“What was that?” asked Mr. Stuart quickly.
“I thought I heard a sound,” she said. “It was as though somebody had touched the window pane.”
“I’ll go and see,” he said, but the hand of James Stuart detained him.
“It may be our friend the ghost,” he said, half jocularly and half seriously, “and in that case I think that somebody should see him who takes a less frivolous view.”
“Shall I come with you?” asked Jerry.
“I’d rather go alone,” replied Mr. Stuart, and was gone for some time.
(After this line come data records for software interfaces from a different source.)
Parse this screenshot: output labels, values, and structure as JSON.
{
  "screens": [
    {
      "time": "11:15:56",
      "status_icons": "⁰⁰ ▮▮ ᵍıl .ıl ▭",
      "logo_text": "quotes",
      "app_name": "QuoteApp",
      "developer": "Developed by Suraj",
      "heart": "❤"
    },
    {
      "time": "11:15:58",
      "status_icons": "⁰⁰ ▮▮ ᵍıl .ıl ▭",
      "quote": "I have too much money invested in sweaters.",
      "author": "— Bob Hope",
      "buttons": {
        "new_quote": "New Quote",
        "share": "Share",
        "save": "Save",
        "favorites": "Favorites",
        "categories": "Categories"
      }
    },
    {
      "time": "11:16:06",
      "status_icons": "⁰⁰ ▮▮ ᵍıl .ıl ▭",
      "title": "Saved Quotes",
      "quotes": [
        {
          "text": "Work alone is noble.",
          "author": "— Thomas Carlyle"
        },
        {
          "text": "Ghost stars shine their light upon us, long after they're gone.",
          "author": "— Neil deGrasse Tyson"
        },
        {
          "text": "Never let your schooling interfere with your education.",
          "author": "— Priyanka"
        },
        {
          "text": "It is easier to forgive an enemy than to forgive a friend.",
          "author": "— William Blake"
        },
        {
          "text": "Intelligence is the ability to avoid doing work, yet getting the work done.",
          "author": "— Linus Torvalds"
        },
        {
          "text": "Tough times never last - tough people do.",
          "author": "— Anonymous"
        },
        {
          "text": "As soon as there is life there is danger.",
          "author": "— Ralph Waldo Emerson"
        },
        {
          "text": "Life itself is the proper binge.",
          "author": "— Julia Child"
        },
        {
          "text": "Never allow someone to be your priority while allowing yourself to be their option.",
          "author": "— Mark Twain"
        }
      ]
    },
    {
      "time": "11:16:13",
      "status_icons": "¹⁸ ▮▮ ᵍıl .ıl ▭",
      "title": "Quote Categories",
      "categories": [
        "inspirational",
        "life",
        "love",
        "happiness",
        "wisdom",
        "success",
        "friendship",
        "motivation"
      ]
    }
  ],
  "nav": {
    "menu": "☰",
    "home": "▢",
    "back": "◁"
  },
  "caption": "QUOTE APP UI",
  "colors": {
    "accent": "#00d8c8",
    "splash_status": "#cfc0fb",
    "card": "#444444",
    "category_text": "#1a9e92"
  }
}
They heard his footsteps walking along the gravel path which run round the house and then they heard him return. It was some minutes before he came back to them and he met Jerry in the passage.
“Miss Panton was getting anxious,” said the young man.
“Nobody was there,” explained Stuart as he came back to the drawing room and laid an electric torch upon a table. “I searched the shrubbery and the garden but there is no sign of ghost or burglar.”
“It may have been the creeper knocking against the window,” said Margot, but Stuart shook his head.
“There is no wind and I particularly noticed that the creeper is trimmed close near the window,” he said. “Perhaps it was your imagination.”
They sat talking for some time and the old man included himself in the conversation. Jerry was hoping that the scientist would tell something of his adventures in Brazil but beyond a perfunctory and superficial reference to the heat and the mosquitoes he said little or nothing and the talk was mostly of Margot’s school life and Mr. Stuart’s reminiscences of her mother when she was a girl.
He was in the midst of one of these stories when he stopped suddenly and bent his head.
“Did you hear anything?” he asked.
“I heard nothing,” said Jerry in surprise. “What did it sound like?”
“It sounded like a footstep on the gravel. Did you hear it Margot?”
But Margot had not heard it either.
“Strange!” muttered Mr. Stuart.
The conversation was resumed. Again he stopped.
“I’ll swear I heard a cry,” he said.
Jerry had heard what he thought was the faint screech of a distant owl.”
“I thought it was an own, too,” said Margot.
Soon after Jerry rose to go and they walked with him to the hall, Mr. Stuart helping him on with his coat. He had left his car at the back of the house outside the little garage but refused the old man’s company.
“I can find my way up the hill road blind folded.” He said as Stuart opened the door, “and – “
He stopped and started back with a little exclamation of surprise. And well he might be surprised, for crouched in the porch was the figure of a man. The light in the hall was strong enough to show every detail of the huddled man and Margot recognized him.
“Why, it is the tramp!” she cried. “Sibby Carter.”
Jerry learnt over the figure and touched it, and at that touch it rolled over and fell in an inanimate heap.
“Dead!” gasped Jerry and looked closer.
As the figure lay its throat was exposed and there was a round and livid bruise at the nape of the neck.
“Dead!” said Jerry again. “And murdered I think. The Ghost of Down Hill has a pair of very powerful hands, Mr. Stuart, for this man’s neck is broken!”
END OF CHAPTER 4